In 2011, state policymakers transferred responsibility and funding for public safety and other services from the state to the counties. A major part of this “realignment” was that counties assumed responsibility for certain “low-level” offenders and parolees, all of whom previously would have served state prison sentences and been supervised by state parole agents upon release.
Yesterday, the CBP released a new report that examines state spending on corrections and assesses how it has changed since realignment. A Mixed Picture: State Corrections Spending After the 2011 Realignment shows that:
- While state corrections spending is below the pre-realignment level — with annual General Fund savings projected to be $1.3 billion in 2013-14 — these savings are largely offset by county corrections spending that is funded with dedicated special fund revenues provided through the state budget.
- Per capita costs for California’s prison and parole populations have continued to rise in recent years and are much higher than in the mid-1990s, even after adjusting for inflation.
- More than half (56.5 percent) of the state corrections budget goes toward prison security and operations, while nearly one-quarter (23.7 percent) of corrections dollars pay for adult inmate health care.
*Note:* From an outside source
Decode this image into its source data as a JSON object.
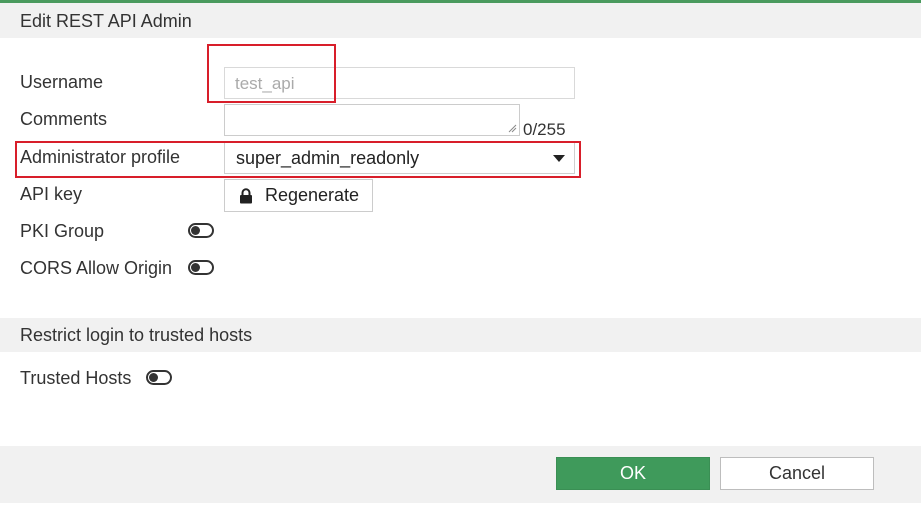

A Mixed Picture also includes a status report on the federal court order to reduce California’s state prison population.
— Steven Bliss